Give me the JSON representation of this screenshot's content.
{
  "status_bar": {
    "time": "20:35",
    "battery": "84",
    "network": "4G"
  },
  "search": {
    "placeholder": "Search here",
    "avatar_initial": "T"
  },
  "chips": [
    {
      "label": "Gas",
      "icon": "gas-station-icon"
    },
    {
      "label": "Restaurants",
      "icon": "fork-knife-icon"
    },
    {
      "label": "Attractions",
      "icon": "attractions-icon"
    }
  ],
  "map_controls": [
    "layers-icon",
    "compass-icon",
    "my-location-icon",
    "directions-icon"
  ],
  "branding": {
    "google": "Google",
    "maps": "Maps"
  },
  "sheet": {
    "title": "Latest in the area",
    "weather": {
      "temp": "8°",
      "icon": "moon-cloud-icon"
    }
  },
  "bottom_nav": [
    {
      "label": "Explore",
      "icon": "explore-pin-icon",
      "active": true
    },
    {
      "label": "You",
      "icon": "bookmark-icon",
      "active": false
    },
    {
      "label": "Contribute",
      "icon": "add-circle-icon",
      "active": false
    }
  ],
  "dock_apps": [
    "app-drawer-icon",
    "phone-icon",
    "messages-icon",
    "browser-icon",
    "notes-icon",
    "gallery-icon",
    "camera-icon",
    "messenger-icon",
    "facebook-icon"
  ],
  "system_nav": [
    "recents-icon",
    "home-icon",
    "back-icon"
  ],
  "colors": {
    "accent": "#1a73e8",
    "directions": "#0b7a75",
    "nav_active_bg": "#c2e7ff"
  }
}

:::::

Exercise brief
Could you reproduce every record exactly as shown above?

Output below
Give me the JSON representation of this screenshot's content.
{
  "status_bar": {
    "time": "20:35",
    "battery": "84",
    "network": "4G"
  },
  "search": {
    "placeholder": "Search here",
    "avatar_initial": "T"
  },
  "chips": [
    {
      "label": "Gas",
      "icon": "gas-station-icon"
    },
    {
      "label": "Restaurants",
      "icon": "fork-knife-icon"
    },
    {
      "label": "Attractions",
      "icon": "attractions-icon"
    }
  ],
  "map_controls": [
    "layers-icon",
    "compass-icon",
    "my-location-icon",
    "directions-icon"
  ],
  "branding": {
    "google": "Google",
    "maps": "Maps"
  },
  "sheet": {
    "title": "Latest in the area",
    "weather": {
      "temp": "8°",
      "icon": "moon-cloud-icon"
    }
  },
  "bottom_nav": [
    {
      "label": "Explore",
      "icon": "explore-pin-icon",
      "active": true
    },
    {
      "label": "You",
      "icon": "bookmark-icon",
      "active": false
    },
    {
      "label": "Contribute",
      "icon": "add-circle-icon",
      "active": false
    }
  ],
  "dock_apps": [
    "app-drawer-icon",
    "phone-icon",
    "messages-icon",
    "browser-icon",
    "notes-icon",
    "gallery-icon",
    "camera-icon",
    "messenger-icon",
    "facebook-icon"
  ],
  "system_nav": [
    "recents-icon",
    "home-icon",
    "back-icon"
  ],
  "colors": {
    "accent": "#1a73e8",
    "directions": "#0b7a75",
    "nav_active_bg": "#c2e7ff"
  }
}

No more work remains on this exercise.